• TASK GOAL: Count the lines of the data that have the word "file", then report the number without anything else.
--*--
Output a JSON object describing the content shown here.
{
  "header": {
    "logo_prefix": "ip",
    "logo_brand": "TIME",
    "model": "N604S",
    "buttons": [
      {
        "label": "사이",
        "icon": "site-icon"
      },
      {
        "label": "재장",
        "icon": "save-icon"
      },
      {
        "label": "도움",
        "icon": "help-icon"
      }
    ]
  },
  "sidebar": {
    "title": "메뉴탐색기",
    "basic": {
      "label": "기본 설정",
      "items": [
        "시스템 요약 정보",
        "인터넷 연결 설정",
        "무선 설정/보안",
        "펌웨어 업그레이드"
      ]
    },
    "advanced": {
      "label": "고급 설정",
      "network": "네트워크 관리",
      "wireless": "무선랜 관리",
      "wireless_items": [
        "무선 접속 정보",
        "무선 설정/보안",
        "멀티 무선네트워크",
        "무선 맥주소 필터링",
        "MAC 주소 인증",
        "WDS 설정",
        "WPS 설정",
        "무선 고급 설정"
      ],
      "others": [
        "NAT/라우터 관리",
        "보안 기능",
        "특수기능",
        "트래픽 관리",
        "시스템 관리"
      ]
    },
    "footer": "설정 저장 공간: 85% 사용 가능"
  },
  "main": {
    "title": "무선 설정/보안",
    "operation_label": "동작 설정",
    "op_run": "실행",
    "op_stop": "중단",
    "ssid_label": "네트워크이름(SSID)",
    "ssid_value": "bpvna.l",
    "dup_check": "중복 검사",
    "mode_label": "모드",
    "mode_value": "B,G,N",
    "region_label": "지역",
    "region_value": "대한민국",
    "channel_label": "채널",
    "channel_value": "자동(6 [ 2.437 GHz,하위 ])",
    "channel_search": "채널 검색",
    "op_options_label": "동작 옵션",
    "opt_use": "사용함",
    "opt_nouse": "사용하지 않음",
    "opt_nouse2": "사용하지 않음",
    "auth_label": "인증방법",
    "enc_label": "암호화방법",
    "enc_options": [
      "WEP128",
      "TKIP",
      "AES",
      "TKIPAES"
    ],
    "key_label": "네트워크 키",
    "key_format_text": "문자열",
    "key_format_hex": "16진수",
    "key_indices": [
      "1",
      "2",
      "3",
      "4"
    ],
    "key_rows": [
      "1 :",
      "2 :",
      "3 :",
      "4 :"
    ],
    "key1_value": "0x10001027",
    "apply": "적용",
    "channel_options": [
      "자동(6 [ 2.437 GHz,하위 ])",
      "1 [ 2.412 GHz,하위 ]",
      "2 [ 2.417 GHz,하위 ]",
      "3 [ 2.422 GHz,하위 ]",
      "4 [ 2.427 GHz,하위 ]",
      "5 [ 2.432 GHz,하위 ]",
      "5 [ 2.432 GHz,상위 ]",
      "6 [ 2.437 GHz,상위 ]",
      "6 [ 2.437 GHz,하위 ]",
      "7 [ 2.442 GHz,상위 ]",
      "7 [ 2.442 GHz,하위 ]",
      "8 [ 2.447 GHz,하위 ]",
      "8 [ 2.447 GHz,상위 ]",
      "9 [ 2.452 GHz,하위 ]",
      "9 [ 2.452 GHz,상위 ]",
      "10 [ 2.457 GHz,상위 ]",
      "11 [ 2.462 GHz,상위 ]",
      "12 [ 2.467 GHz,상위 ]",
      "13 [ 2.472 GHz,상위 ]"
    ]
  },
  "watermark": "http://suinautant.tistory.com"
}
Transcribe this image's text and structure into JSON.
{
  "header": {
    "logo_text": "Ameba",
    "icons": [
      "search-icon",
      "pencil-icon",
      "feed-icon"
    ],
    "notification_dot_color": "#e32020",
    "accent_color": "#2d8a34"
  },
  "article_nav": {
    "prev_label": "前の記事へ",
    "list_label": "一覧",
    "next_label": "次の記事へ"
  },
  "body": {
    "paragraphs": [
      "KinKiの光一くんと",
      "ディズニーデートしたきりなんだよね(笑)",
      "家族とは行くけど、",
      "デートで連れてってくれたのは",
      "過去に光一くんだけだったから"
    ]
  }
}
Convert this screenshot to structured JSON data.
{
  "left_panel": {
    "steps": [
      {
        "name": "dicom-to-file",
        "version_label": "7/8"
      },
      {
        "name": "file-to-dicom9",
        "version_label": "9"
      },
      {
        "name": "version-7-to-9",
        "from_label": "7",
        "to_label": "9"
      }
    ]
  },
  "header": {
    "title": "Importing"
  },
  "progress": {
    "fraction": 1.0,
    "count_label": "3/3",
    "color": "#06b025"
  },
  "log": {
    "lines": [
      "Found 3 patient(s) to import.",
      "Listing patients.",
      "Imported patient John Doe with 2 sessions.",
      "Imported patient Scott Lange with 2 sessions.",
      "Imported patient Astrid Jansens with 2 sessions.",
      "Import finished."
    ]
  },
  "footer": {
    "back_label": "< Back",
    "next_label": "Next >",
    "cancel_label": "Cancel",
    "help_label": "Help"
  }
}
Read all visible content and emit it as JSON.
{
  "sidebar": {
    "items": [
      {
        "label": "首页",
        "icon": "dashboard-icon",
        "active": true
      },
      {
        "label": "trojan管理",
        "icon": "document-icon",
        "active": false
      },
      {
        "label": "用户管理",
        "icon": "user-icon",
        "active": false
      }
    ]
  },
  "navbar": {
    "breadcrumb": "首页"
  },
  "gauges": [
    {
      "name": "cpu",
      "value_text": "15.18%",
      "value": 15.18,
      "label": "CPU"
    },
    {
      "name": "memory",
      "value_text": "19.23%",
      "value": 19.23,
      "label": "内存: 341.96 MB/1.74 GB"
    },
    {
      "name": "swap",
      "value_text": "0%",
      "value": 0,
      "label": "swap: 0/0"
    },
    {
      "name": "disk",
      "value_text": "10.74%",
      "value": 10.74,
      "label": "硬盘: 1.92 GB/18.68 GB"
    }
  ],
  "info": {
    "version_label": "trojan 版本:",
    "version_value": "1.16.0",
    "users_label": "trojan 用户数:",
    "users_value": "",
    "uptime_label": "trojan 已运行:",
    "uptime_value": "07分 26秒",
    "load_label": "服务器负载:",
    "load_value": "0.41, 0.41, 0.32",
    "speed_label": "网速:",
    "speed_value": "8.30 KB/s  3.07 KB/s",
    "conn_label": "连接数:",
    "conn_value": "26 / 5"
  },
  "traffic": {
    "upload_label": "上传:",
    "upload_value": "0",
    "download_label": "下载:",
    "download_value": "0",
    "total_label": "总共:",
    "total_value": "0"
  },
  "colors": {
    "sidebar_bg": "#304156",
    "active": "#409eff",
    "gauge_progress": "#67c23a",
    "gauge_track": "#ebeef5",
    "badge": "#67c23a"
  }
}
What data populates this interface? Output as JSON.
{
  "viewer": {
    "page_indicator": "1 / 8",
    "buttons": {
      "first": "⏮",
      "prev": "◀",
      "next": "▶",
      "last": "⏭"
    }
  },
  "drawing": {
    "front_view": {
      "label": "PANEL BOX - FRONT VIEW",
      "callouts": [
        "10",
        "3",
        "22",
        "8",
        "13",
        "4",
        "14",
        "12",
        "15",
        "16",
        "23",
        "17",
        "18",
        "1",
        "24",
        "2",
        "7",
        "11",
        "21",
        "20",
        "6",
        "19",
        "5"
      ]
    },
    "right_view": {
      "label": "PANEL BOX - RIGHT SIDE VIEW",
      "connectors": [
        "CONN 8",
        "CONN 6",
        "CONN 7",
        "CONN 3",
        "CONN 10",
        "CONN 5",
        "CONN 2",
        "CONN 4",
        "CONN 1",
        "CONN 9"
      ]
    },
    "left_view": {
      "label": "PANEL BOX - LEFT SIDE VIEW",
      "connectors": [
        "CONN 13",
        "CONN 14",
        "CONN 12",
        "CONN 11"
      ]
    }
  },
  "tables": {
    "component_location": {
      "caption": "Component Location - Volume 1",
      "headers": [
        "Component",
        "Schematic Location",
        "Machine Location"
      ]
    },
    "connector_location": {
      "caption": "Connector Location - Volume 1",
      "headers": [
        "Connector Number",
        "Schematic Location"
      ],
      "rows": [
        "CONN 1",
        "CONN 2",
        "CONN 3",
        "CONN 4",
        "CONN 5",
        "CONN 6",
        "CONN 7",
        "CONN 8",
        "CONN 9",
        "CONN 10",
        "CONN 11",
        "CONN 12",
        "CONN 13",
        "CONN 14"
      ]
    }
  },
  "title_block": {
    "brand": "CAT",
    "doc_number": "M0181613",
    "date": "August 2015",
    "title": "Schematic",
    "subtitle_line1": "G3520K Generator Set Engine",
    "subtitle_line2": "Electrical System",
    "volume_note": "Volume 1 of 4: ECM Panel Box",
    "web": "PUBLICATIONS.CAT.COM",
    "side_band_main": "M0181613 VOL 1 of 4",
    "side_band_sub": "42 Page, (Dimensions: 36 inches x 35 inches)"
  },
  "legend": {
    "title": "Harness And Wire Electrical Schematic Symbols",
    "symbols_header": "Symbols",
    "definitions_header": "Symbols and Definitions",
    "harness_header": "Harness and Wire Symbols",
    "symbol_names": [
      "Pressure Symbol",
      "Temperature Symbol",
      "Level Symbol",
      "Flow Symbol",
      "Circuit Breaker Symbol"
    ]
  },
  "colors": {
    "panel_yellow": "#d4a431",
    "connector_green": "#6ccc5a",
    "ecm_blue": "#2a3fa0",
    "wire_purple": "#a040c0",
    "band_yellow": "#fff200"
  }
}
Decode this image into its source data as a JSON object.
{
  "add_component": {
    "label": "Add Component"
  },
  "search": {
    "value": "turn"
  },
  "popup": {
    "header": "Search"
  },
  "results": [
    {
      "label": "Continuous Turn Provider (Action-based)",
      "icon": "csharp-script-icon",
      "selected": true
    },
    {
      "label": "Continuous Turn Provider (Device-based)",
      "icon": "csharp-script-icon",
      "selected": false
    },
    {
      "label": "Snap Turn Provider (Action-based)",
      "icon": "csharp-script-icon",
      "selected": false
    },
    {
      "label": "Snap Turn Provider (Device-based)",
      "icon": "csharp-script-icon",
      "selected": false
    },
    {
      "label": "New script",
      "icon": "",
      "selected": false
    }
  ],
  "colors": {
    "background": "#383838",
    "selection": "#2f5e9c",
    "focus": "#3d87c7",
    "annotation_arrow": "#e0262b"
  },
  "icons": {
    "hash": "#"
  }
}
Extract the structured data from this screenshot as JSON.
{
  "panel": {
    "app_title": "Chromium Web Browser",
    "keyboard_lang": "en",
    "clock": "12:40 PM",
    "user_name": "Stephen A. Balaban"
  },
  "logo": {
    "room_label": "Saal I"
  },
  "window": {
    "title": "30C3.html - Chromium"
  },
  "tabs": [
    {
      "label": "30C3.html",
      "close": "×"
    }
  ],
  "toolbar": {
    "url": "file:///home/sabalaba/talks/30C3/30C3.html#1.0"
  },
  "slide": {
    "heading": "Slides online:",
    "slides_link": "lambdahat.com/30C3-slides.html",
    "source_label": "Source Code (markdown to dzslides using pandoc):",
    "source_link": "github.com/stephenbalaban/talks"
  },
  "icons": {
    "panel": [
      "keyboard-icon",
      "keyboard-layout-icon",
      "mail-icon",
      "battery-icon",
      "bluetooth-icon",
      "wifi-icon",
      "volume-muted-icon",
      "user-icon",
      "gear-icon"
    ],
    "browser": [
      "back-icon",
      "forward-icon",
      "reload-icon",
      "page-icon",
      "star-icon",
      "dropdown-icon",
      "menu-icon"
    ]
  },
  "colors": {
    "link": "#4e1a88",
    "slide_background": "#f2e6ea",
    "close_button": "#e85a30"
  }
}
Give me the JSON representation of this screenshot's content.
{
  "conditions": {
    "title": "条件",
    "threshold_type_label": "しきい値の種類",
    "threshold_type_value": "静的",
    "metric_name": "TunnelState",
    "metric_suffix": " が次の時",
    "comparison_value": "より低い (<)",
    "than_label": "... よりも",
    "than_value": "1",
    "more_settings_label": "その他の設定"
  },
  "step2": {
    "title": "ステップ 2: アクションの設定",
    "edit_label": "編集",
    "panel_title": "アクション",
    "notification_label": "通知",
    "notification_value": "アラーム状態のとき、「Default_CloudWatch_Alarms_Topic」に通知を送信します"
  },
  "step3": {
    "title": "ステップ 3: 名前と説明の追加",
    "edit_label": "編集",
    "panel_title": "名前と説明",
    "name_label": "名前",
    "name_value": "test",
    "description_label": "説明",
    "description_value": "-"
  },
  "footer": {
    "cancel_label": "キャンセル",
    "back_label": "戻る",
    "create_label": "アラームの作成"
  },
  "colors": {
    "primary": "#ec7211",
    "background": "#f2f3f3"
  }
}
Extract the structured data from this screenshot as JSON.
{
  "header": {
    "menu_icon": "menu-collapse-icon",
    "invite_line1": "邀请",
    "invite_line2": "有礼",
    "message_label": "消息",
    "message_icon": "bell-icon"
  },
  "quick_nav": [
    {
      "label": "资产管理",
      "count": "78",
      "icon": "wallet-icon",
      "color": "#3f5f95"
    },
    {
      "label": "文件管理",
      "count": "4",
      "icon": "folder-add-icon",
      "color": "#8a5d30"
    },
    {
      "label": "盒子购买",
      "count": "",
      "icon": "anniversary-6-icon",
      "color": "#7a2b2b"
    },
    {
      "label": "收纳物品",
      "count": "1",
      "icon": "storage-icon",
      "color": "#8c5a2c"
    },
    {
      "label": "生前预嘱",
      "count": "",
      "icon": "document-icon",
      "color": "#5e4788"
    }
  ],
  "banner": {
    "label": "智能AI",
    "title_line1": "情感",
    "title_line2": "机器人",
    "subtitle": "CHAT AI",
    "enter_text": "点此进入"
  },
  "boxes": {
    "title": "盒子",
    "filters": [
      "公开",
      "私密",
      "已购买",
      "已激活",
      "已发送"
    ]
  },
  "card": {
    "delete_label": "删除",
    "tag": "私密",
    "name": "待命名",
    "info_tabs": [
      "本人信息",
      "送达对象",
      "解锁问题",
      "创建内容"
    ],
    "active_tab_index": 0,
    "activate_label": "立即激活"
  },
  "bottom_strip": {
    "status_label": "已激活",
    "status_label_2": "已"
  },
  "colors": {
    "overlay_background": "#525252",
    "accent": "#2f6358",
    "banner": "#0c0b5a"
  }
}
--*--
• RESULT OF THIS TASK: 3